• _The problem_
Pictures aside, repeat all the entries below exactly as they appear.

Records contained in a dataset
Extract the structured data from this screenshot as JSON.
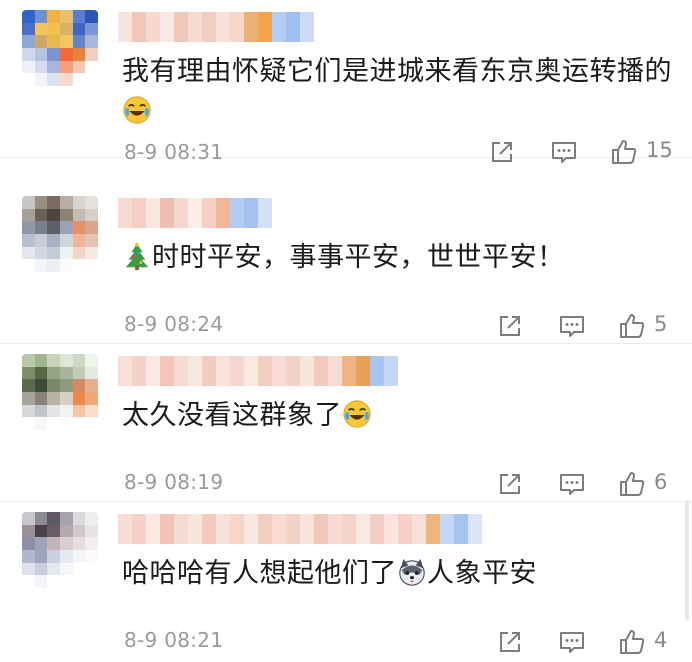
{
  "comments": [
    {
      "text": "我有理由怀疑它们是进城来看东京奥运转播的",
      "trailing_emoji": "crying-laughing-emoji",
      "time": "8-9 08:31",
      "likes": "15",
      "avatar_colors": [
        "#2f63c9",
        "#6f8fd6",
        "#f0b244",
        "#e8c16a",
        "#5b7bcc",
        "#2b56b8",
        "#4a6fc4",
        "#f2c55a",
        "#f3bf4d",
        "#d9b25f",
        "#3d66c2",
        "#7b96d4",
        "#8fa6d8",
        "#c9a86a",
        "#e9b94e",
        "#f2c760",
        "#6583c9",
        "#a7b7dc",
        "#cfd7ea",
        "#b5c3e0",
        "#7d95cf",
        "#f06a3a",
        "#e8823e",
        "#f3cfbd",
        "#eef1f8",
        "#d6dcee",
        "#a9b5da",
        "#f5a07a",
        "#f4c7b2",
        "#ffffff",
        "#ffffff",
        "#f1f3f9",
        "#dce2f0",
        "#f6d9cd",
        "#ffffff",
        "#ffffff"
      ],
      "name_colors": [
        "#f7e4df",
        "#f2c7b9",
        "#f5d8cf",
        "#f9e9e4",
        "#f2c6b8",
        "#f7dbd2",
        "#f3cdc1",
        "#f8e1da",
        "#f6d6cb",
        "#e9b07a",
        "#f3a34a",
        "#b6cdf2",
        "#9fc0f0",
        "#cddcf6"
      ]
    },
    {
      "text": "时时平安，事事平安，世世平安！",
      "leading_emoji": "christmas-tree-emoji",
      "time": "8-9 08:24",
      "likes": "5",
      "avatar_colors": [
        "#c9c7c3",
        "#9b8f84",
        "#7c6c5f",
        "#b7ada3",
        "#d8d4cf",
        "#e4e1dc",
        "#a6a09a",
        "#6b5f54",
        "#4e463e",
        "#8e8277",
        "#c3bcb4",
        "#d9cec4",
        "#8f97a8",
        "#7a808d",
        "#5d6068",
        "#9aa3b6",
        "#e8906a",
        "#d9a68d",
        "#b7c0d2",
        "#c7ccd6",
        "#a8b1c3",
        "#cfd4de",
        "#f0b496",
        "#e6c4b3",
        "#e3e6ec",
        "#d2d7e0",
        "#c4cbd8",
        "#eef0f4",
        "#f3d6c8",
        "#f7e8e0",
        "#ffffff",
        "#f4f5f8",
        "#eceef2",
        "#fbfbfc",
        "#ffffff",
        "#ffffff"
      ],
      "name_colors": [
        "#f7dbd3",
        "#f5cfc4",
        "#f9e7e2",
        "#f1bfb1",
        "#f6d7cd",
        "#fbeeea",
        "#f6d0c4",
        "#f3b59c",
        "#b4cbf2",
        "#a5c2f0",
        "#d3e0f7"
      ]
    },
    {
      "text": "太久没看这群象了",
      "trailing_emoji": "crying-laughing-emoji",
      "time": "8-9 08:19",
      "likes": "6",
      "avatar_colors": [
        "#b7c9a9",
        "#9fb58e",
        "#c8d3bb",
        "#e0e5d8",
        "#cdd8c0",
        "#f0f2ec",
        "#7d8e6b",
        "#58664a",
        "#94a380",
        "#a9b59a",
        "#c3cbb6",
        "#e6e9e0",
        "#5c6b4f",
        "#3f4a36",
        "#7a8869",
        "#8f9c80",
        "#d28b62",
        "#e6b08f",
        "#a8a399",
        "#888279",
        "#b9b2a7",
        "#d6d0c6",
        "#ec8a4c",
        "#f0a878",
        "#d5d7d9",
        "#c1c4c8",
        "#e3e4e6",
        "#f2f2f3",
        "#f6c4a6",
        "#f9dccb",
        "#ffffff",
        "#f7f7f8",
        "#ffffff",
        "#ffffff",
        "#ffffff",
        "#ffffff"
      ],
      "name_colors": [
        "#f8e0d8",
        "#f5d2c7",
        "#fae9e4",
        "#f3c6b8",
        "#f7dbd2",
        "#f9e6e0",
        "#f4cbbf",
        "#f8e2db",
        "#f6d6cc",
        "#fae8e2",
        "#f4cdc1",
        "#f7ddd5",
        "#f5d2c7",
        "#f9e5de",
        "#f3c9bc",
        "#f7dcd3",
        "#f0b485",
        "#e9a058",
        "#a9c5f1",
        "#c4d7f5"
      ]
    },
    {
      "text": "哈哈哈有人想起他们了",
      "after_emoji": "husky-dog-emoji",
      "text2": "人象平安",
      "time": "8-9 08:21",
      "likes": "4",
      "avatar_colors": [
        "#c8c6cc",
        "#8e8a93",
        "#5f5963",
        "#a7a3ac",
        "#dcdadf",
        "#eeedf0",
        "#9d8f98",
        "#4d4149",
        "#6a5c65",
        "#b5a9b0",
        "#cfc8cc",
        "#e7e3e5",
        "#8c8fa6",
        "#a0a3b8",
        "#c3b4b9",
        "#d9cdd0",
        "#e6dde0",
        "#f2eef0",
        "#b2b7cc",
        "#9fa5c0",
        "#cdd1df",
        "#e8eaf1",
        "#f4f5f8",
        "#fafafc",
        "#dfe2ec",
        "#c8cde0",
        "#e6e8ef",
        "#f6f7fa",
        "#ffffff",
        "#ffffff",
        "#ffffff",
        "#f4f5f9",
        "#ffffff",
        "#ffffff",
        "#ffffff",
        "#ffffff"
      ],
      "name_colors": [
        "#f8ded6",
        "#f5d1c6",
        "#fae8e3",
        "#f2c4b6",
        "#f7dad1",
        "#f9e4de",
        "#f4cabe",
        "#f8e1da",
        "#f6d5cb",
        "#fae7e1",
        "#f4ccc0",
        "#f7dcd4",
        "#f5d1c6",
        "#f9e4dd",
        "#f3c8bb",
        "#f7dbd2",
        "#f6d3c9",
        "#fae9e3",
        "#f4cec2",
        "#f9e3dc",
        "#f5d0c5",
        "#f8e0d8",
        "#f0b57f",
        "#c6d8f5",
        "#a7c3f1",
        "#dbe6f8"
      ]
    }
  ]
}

• _Solution to the exercise_
Extract the structured data from this screenshot as JSON.
{
  "comments": [
    {
      "text": "我有理由怀疑它们是进城来看东京奥运转播的",
      "trailing_emoji": "crying-laughing-emoji",
      "time": "8-9 08:31",
      "likes": "15",
      "avatar_colors": [
        "#2f63c9",
        "#6f8fd6",
        "#f0b244",
        "#e8c16a",
        "#5b7bcc",
        "#2b56b8",
        "#4a6fc4",
        "#f2c55a",
        "#f3bf4d",
        "#d9b25f",
        "#3d66c2",
        "#7b96d4",
        "#8fa6d8",
        "#c9a86a",
        "#e9b94e",
        "#f2c760",
        "#6583c9",
        "#a7b7dc",
        "#cfd7ea",
        "#b5c3e0",
        "#7d95cf",
        "#f06a3a",
        "#e8823e",
        "#f3cfbd",
        "#eef1f8",
        "#d6dcee",
        "#a9b5da",
        "#f5a07a",
        "#f4c7b2",
        "#ffffff",
        "#ffffff",
        "#f1f3f9",
        "#dce2f0",
        "#f6d9cd",
        "#ffffff",
        "#ffffff"
      ],
      "name_colors": [
        "#f7e4df",
        "#f2c7b9",
        "#f5d8cf",
        "#f9e9e4",
        "#f2c6b8",
        "#f7dbd2",
        "#f3cdc1",
        "#f8e1da",
        "#f6d6cb",
        "#e9b07a",
        "#f3a34a",
        "#b6cdf2",
        "#9fc0f0",
        "#cddcf6"
      ]
    },
    {
      "text": "时时平安，事事平安，世世平安！",
      "leading_emoji": "christmas-tree-emoji",
      "time": "8-9 08:24",
      "likes": "5",
      "avatar_colors": [
        "#c9c7c3",
        "#9b8f84",
        "#7c6c5f",
        "#b7ada3",
        "#d8d4cf",
        "#e4e1dc",
        "#a6a09a",
        "#6b5f54",
        "#4e463e",
        "#8e8277",
        "#c3bcb4",
        "#d9cec4",
        "#8f97a8",
        "#7a808d",
        "#5d6068",
        "#9aa3b6",
        "#e8906a",
        "#d9a68d",
        "#b7c0d2",
        "#c7ccd6",
        "#a8b1c3",
        "#cfd4de",
        "#f0b496",
        "#e6c4b3",
        "#e3e6ec",
        "#d2d7e0",
        "#c4cbd8",
        "#eef0f4",
        "#f3d6c8",
        "#f7e8e0",
        "#ffffff",
        "#f4f5f8",
        "#eceef2",
        "#fbfbfc",
        "#ffffff",
        "#ffffff"
      ],
      "name_colors": [
        "#f7dbd3",
        "#f5cfc4",
        "#f9e7e2",
        "#f1bfb1",
        "#f6d7cd",
        "#fbeeea",
        "#f6d0c4",
        "#f3b59c",
        "#b4cbf2",
        "#a5c2f0",
        "#d3e0f7"
      ]
    },
    {
      "text": "太久没看这群象了",
      "trailing_emoji": "crying-laughing-emoji",
      "time": "8-9 08:19",
      "likes": "6",
      "avatar_colors": [
        "#b7c9a9",
        "#9fb58e",
        "#c8d3bb",
        "#e0e5d8",
        "#cdd8c0",
        "#f0f2ec",
        "#7d8e6b",
        "#58664a",
        "#94a380",
        "#a9b59a",
        "#c3cbb6",
        "#e6e9e0",
        "#5c6b4f",
        "#3f4a36",
        "#7a8869",
        "#8f9c80",
        "#d28b62",
        "#e6b08f",
        "#a8a399",
        "#888279",
        "#b9b2a7",
        "#d6d0c6",
        "#ec8a4c",
        "#f0a878",
        "#d5d7d9",
        "#c1c4c8",
        "#e3e4e6",
        "#f2f2f3",
        "#f6c4a6",
        "#f9dccb",
        "#ffffff",
        "#f7f7f8",
        "#ffffff",
        "#ffffff",
        "#ffffff",
        "#ffffff"
      ],
      "name_colors": [
        "#f8e0d8",
        "#f5d2c7",
        "#fae9e4",
        "#f3c6b8",
        "#f7dbd2",
        "#f9e6e0",
        "#f4cbbf",
        "#f8e2db",
        "#f6d6cc",
        "#fae8e2",
        "#f4cdc1",
        "#f7ddd5",
        "#f5d2c7",
        "#f9e5de",
        "#f3c9bc",
        "#f7dcd3",
        "#f0b485",
        "#e9a058",
        "#a9c5f1",
        "#c4d7f5"
      ]
    },
    {
      "text": "哈哈哈有人想起他们了",
      "after_emoji": "husky-dog-emoji",
      "text2": "人象平安",
      "time": "8-9 08:21",
      "likes": "4",
      "avatar_colors": [
        "#c8c6cc",
        "#8e8a93",
        "#5f5963",
        "#a7a3ac",
        "#dcdadf",
        "#eeedf0",
        "#9d8f98",
        "#4d4149",
        "#6a5c65",
        "#b5a9b0",
        "#cfc8cc",
        "#e7e3e5",
        "#8c8fa6",
        "#a0a3b8",
        "#c3b4b9",
        "#d9cdd0",
        "#e6dde0",
        "#f2eef0",
        "#b2b7cc",
        "#9fa5c0",
        "#cdd1df",
        "#e8eaf1",
        "#f4f5f8",
        "#fafafc",
        "#dfe2ec",
        "#c8cde0",
        "#e6e8ef",
        "#f6f7fa",
        "#ffffff",
        "#ffffff",
        "#ffffff",
        "#f4f5f9",
        "#ffffff",
        "#ffffff",
        "#ffffff",
        "#ffffff"
      ],
      "name_colors": [
        "#f8ded6",
        "#f5d1c6",
        "#fae8e3",
        "#f2c4b6",
        "#f7dad1",
        "#f9e4de",
        "#f4cabe",
        "#f8e1da",
        "#f6d5cb",
        "#fae7e1",
        "#f4ccc0",
        "#f7dcd4",
        "#f5d1c6",
        "#f9e4dd",
        "#f3c8bb",
        "#f7dbd2",
        "#f6d3c9",
        "#fae9e3",
        "#f4cec2",
        "#f9e3dc",
        "#f5d0c5",
        "#f8e0d8",
        "#f0b57f",
        "#c6d8f5",
        "#a7c3f1",
        "#dbe6f8"
      ]
    }
  ]
}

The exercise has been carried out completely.